2007-09-09, 10:46The DIS 29500 ballot comments have been published on the SC34 web site (ZIP of Word documents).
Glancing through them, I am struck by how much is word-for-word identical between countries. Maybe countries shared comments (and certainly the open Wiki for UK comments may have been a source), or maybe some of the larger multi-national organisations reviewing DIS 29500 fed their pooled comments down to many different nations. Ultimately, though, the source of comments does not matter; what matters is whether they have technical merit.
Ecma, faced with the unenviable task of handling these comments, will need to de-duplicate them. My impression is that this will reduce the headline figure of “thousands” of comments to “hundreds”. I suspect the majority of these will probably prove resolvable without contention (indeed Ecma's own submission of around 80 comments already points in this direction). This will leave us with “scores” of comments, some of which could prove decidedly thorny. France's proposal, for example, that a core subset of OOXML is extracted for harmonisation with ODF, is unlikely to go through on the nod. And some types of comments, in the legal/IPR domain (demanding disclosure of patent information, for example) will need to be addressed in forums other than the BRM, which is concerned with creating the text of a technical specification, not a legal document.

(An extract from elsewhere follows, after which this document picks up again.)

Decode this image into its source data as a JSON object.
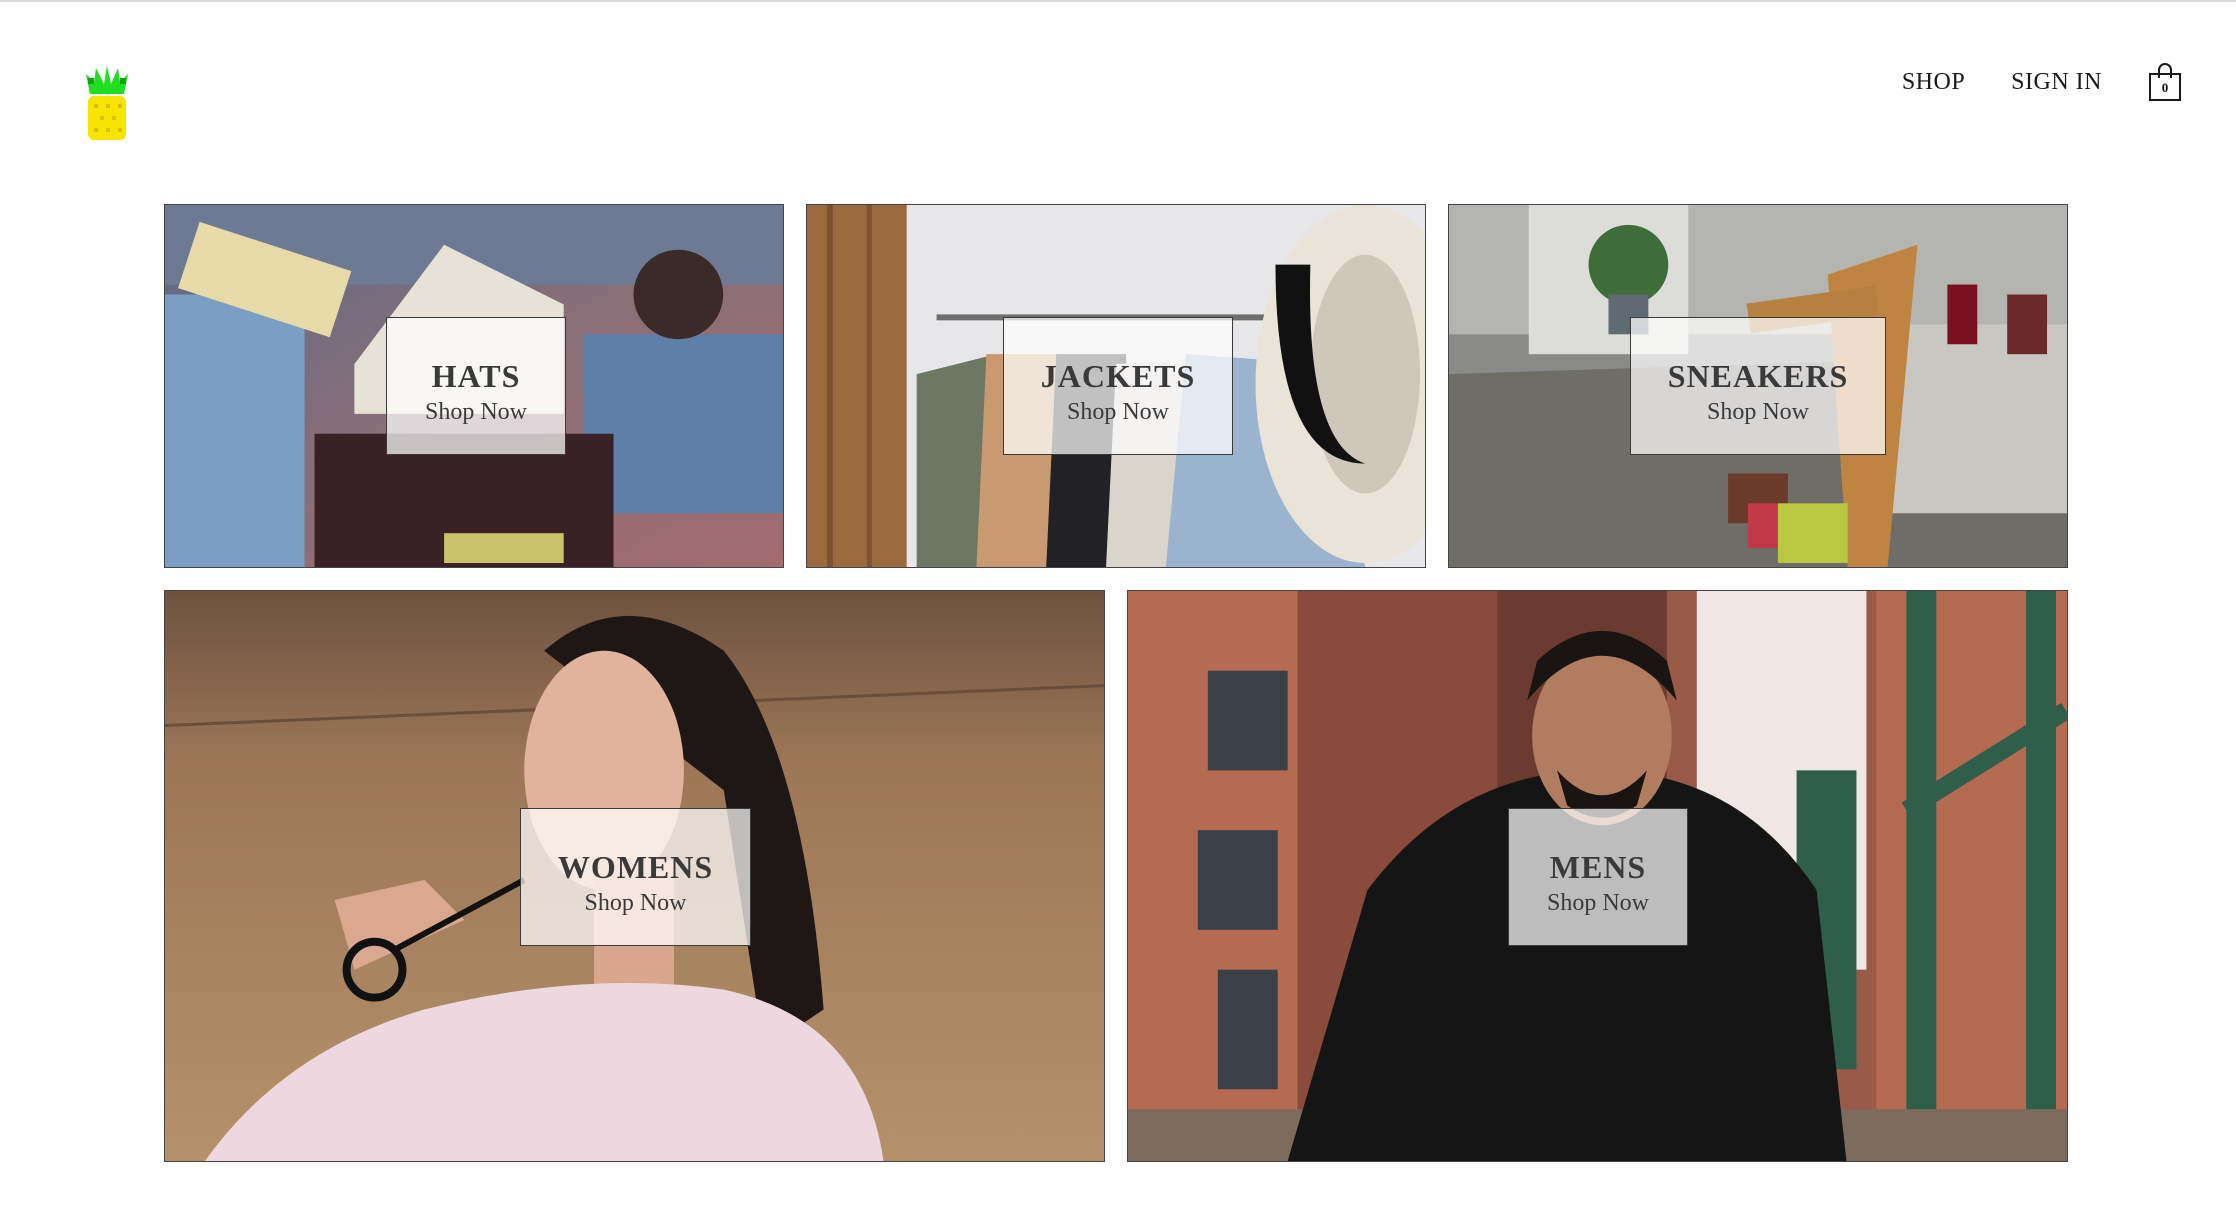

When “Yes” means “No”?
One curiosity of the ballot results is the degree of skepticism accompanying the votes of approval. Normally an approval vote in an ISO ballot means that the technical content has been approved. However, some of the comments accompanying approval votes look to me like they crave resolution. Indeed, Greece has gone so far as to accompany its approval vote with the following statement:
If the Ballot Resolution Group fails to resolve satisfactorily the issues, then ELOT will reconsider its position and may cast a vote of disapproval during the BRG meeting(s) according to article 13.8 of the JTC1 directives, or may even appeal to the final adoption of the Standard.
This introduces a complication for the BRM. As convenor, one of my responsibilities is to run the meeting in a such a way that it maximises the chances of approving a text. One natural way of doing this is to de-prioritise comments that accompanied an approval vote, on the basis that those countries are already happy with the text. However, for Greece this evidently isn't an accurate assumption – and the same may be true of other countries too. I need to find out which ...